There also seems to have been an underappreciation of the mobilizing power of Russian nationalism in favor of economic determinism—in other words, that Putin’s base of support only rested on the broad social contract of the 2000s, in which Putin’s ability to unilaterally set the Russian political agenda was directly connected to improving the standard of living. (This assessment also needs to be revisited in the case of China as well.) That Russian nationalism has continued motivating power should have been readily apparent during the 2014 Sochi Olympics, when even the most anti-Putin, pro-American segments of the Russian intelligentsia and political class nevertheless took great offense at the apparent glee of American commentators publicizing every last fault and mistake in how the games were executed.
Finally, we need an accurate assessment of the Russian energy industry, its strengths and weaknesses, and, most importantly, its actual cost points. Again, misapplying the lessons of the 1980s—when Soviet dependency on high oil prices was a major Achilles’ heel that Saudi Arabia, as the global swing producer, could exploit by ramping up production—the blithe expectation that a repeat performance would bring about the same results ignores the fact that the Russian energy industry is better managed, more resilient and more flexible than its hidebound Soviet predecessor. The throwing out of various price points at which Putin would find himself unable to continue his policies turned out not be based in reality.
A year ago, I was hearing confident predictions about how Western sanctions, low energy prices and military quagmires (aided by assistance to Syrian rebels and the Ukrainian military) would force the Russian government to change course, especially in Ukraine and Syria.
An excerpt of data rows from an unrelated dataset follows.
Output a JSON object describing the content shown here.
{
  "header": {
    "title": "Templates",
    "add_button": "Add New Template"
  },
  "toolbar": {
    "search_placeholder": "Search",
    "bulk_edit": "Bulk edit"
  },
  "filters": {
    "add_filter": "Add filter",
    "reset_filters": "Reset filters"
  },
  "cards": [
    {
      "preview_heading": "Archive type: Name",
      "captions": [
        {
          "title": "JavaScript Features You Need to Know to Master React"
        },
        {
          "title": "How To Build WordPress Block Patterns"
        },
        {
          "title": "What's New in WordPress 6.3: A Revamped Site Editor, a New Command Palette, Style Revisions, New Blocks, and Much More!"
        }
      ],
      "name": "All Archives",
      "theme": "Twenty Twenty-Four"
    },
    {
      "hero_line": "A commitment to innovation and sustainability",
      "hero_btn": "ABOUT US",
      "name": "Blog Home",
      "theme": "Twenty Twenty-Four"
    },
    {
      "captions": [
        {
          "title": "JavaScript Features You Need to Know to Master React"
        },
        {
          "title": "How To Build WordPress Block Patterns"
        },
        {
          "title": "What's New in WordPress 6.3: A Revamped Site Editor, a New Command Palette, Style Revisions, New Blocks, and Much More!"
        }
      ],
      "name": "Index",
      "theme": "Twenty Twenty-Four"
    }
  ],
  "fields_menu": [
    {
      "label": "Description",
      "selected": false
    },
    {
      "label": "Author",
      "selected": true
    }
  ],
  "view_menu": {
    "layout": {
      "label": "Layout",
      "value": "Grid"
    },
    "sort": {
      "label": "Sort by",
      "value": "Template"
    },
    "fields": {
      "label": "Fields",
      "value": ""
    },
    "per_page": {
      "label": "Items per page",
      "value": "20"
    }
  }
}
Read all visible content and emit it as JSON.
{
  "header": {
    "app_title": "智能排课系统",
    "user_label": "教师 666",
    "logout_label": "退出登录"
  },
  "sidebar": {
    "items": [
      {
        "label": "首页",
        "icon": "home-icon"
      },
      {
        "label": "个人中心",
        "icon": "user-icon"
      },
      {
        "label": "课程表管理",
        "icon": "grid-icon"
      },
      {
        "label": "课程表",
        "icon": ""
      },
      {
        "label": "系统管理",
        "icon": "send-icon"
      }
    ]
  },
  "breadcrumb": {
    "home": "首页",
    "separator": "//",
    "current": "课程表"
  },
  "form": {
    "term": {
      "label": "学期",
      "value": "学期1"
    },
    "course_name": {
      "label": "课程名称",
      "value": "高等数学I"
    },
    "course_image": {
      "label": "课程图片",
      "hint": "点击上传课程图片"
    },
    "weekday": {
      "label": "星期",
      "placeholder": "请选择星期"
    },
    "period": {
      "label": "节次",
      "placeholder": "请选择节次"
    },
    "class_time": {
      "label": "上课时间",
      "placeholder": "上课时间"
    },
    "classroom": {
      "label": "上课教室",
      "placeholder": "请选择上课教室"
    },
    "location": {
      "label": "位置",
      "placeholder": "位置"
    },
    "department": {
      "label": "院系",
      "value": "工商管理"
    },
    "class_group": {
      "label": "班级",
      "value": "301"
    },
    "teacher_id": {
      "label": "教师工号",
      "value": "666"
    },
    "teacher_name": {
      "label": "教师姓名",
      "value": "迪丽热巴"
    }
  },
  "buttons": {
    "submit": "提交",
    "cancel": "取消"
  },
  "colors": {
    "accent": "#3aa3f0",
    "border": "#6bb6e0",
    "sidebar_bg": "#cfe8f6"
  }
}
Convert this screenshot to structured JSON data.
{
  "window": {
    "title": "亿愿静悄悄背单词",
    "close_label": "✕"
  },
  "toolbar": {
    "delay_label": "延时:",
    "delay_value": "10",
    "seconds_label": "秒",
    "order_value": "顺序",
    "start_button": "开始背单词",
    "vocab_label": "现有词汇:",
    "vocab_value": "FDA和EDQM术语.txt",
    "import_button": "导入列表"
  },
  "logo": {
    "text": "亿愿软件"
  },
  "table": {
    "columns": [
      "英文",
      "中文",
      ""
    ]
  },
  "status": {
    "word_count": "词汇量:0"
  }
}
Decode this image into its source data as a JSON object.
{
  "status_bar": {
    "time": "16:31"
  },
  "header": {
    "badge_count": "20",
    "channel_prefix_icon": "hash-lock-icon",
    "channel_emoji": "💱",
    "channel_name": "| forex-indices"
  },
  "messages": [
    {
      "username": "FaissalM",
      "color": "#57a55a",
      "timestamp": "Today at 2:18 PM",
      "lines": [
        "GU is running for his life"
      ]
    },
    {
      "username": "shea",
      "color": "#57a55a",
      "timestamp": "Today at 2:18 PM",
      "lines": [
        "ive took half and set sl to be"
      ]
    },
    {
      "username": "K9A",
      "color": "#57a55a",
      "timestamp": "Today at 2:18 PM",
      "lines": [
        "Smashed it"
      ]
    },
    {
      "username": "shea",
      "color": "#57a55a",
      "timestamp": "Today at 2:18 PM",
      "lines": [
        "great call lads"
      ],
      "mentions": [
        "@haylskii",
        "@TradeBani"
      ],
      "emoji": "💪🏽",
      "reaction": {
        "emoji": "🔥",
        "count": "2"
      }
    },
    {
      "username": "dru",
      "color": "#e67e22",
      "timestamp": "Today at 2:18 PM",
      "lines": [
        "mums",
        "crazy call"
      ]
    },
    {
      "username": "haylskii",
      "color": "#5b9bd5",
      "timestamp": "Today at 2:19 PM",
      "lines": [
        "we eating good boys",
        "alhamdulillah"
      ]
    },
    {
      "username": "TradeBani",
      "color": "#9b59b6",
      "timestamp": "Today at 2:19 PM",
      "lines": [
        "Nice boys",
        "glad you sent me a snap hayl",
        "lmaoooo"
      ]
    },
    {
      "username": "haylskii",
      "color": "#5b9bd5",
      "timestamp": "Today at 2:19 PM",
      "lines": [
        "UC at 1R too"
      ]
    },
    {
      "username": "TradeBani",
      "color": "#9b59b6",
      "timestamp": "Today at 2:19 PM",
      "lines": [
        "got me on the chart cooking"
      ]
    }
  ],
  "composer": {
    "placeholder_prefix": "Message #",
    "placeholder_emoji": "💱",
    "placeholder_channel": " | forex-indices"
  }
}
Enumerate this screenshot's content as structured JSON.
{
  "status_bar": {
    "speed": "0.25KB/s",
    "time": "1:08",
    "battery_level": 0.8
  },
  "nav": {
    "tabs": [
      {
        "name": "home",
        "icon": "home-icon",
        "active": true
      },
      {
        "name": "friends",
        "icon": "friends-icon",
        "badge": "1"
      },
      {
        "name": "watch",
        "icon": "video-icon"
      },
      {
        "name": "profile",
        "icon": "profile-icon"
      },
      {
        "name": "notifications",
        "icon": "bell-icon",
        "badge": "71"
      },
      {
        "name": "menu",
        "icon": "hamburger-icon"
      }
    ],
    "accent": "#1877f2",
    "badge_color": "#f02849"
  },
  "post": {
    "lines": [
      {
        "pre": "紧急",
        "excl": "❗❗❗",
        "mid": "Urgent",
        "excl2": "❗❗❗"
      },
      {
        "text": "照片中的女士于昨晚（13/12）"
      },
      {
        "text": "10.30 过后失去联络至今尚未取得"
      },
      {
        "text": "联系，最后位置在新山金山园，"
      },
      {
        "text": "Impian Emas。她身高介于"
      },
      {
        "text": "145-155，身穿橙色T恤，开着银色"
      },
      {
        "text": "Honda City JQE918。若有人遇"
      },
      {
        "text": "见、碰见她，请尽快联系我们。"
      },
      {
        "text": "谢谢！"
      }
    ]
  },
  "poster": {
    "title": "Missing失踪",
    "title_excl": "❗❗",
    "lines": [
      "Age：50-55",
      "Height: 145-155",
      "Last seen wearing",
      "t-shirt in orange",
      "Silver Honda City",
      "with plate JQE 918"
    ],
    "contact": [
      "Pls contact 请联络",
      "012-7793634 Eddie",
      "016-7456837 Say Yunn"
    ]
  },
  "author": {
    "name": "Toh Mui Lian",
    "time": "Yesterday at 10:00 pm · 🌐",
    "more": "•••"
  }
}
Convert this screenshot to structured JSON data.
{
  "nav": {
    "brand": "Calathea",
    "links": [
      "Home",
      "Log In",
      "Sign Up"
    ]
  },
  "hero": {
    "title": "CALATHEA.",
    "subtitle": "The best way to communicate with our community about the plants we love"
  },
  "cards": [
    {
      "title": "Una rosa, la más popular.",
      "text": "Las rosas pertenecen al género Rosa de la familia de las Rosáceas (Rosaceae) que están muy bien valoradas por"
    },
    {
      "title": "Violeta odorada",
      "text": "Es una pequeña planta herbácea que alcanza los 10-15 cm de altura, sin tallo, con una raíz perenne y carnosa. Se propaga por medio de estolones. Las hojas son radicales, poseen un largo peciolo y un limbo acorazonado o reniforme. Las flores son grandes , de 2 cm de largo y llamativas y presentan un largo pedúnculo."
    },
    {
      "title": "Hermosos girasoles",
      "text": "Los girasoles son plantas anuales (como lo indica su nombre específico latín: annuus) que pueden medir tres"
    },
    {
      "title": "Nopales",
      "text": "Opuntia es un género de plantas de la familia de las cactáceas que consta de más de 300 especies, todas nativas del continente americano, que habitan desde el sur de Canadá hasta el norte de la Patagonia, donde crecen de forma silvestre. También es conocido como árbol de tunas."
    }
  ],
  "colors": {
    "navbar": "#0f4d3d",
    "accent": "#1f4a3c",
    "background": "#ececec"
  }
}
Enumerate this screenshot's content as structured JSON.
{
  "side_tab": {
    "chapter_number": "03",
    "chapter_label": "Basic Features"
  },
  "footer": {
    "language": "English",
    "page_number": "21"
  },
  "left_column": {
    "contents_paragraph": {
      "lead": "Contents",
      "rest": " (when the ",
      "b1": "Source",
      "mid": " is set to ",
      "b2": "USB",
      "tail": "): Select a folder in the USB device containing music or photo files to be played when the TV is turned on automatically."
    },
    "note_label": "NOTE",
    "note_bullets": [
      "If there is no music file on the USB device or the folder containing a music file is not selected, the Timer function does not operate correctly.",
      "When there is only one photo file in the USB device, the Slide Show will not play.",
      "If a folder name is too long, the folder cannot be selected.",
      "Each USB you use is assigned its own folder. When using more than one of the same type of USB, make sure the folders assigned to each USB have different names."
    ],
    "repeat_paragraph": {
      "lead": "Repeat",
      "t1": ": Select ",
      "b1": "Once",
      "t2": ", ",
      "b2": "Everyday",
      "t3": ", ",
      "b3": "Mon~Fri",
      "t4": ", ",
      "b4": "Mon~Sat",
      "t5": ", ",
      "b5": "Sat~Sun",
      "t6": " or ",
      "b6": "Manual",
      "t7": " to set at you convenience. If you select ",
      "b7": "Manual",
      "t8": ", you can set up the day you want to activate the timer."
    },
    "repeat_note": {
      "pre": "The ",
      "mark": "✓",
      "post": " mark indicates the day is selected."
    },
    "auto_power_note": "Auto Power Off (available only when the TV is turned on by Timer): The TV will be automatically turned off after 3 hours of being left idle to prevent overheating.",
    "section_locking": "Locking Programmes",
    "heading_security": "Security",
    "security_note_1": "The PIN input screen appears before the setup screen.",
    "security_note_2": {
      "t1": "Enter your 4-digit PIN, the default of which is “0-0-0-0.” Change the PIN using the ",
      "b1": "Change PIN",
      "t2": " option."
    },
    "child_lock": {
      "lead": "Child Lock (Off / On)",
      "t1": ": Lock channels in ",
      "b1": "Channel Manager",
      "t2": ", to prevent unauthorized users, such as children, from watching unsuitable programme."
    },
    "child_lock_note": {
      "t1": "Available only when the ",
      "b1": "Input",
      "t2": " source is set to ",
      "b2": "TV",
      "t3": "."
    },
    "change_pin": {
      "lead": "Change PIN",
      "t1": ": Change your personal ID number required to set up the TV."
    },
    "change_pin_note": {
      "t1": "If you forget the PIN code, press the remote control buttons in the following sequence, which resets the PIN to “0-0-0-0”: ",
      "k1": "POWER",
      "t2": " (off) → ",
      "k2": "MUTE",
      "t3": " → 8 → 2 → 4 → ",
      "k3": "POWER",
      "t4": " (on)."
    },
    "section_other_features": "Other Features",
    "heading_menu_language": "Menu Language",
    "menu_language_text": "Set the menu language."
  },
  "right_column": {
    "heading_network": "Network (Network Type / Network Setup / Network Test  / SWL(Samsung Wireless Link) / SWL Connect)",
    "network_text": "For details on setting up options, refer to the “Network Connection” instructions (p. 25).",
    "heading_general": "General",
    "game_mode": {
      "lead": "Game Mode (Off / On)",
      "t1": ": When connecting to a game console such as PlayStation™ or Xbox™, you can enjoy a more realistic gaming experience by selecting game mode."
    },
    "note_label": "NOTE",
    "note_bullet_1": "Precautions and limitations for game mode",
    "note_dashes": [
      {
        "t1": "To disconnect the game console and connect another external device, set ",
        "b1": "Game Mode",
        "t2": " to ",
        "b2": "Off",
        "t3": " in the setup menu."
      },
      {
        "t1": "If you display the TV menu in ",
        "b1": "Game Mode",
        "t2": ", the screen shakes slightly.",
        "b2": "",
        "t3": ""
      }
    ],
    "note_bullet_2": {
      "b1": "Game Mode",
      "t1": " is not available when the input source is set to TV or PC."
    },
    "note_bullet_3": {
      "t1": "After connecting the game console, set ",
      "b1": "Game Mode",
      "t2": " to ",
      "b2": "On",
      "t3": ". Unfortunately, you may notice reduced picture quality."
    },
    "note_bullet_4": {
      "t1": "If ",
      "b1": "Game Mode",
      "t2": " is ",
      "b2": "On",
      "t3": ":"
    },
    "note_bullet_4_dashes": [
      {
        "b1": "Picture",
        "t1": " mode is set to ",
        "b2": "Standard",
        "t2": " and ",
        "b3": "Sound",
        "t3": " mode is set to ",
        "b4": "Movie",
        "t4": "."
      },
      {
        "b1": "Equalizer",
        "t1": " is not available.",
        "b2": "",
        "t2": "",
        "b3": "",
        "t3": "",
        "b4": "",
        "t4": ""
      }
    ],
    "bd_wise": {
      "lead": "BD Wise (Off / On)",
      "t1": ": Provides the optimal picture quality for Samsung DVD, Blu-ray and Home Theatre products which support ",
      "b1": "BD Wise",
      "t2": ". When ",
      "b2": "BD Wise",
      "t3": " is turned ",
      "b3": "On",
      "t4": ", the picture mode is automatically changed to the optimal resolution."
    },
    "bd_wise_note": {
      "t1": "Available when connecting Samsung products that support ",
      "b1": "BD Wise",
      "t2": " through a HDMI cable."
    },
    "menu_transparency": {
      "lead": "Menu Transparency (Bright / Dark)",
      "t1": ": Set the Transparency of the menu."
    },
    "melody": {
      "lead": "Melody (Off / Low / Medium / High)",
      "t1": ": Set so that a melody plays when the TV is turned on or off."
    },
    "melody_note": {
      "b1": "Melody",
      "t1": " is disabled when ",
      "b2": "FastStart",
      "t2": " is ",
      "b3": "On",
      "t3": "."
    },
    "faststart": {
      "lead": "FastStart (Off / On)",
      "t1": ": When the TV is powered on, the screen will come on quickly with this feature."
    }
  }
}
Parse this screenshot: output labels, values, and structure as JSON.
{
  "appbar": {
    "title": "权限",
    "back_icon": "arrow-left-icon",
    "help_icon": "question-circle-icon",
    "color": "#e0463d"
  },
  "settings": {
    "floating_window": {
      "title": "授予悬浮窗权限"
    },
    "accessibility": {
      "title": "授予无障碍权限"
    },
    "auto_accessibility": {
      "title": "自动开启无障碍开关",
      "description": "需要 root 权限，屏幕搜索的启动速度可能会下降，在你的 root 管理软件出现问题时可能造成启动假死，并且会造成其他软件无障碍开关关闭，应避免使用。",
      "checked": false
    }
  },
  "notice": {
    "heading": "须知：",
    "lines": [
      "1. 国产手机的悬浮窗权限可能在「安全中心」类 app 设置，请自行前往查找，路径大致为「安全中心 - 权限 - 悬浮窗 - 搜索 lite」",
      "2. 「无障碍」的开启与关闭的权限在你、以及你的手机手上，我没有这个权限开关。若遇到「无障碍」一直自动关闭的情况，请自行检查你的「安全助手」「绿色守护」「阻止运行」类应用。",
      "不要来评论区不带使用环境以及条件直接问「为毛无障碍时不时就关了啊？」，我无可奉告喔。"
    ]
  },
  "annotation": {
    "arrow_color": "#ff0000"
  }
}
Today, Bashar al-Assad is in a stronger position than at any time since the start of the war in 2011 (and will still be in office after Barack Obama leaves), the Russians show no signs of leaving Crimea or abandoning the Donbass, and the Saudis negotiated an end to the oil price war while the European and Japanese sanctions regimes on Russia appear to be on their last legs. It is true that a plan never survives first contact with the enemy, but this also suggests that some of the analytical assumptions about Russia were flawed.
Mike Pence, Jim Mattis, Rex Tillerson, Michael Flynn and Dan Coats have all expressed positions on Russia that are at odds with each other and, at time with the statements and tweets of Donald Trump himself. At the end of the day, however, whatever position on Russia wins out should be rooted in analytically rigorous and dispassionate analysis. Bismarck’s aphorism that Russia is never as strong as she thinks or as weak as she looks is one that Americans, who either want a ten-foot tall opponent or a house of cards in the Kremlin, have difficulty processing. The American analytic community has to help the new administration come to grips with this core reality about Russia, no matter whether it is going to be friend, foe, or something in between.
Nikolas K. Gvosdev, a contributing editor at the National Interest, is a senior fellow at the Foreign Policy Research Institute. The views expressed here are his own personal assessments.